> _Exercise brief_
In the entries below, the word "lock" appears on some lines. Copy each of those lines.

=== Section Start ===

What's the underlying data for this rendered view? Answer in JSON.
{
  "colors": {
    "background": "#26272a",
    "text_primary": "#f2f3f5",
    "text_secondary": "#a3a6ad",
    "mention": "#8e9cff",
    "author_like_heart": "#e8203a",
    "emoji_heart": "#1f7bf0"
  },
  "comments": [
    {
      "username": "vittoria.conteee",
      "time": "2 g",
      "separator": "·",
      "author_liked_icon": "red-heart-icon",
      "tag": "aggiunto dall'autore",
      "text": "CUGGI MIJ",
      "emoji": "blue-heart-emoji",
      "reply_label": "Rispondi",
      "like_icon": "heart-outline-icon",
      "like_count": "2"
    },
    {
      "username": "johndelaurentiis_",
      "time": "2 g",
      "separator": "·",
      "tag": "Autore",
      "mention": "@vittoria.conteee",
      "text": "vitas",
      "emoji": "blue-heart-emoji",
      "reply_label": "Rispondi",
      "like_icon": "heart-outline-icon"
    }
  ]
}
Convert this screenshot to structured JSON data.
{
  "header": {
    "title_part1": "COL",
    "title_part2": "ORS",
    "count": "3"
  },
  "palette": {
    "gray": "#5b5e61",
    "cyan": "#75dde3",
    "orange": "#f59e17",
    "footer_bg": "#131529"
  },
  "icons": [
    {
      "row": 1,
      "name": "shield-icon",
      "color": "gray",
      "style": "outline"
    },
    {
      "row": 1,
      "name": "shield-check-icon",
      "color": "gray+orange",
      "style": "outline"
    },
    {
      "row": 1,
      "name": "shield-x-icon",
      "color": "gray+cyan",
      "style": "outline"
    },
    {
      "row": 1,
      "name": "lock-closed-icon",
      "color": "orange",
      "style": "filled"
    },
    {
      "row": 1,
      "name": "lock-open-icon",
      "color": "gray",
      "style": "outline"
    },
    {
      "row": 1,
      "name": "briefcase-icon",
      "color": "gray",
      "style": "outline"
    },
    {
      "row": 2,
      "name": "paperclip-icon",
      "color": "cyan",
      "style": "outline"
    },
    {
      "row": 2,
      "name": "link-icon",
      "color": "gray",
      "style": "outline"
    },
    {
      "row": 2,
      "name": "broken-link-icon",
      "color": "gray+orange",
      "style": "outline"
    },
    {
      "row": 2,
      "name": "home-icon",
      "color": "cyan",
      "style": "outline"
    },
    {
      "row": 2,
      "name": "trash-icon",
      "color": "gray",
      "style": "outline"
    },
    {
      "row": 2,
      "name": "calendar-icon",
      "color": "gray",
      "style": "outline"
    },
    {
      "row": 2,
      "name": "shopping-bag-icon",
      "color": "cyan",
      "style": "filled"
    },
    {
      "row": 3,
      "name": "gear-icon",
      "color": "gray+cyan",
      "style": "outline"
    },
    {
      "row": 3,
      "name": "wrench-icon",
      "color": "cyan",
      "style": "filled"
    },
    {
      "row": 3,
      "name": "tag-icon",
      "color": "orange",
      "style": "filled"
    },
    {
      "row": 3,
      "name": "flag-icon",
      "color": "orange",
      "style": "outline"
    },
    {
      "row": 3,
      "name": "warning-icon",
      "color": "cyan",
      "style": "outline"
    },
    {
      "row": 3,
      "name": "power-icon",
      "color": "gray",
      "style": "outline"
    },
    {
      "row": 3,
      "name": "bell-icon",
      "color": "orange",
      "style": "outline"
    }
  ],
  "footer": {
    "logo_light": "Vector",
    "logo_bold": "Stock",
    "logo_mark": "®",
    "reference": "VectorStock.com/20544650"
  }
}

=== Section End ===

> _Reply_
      "name": "lock-closed-icon",
      "name": "lock-open-icon",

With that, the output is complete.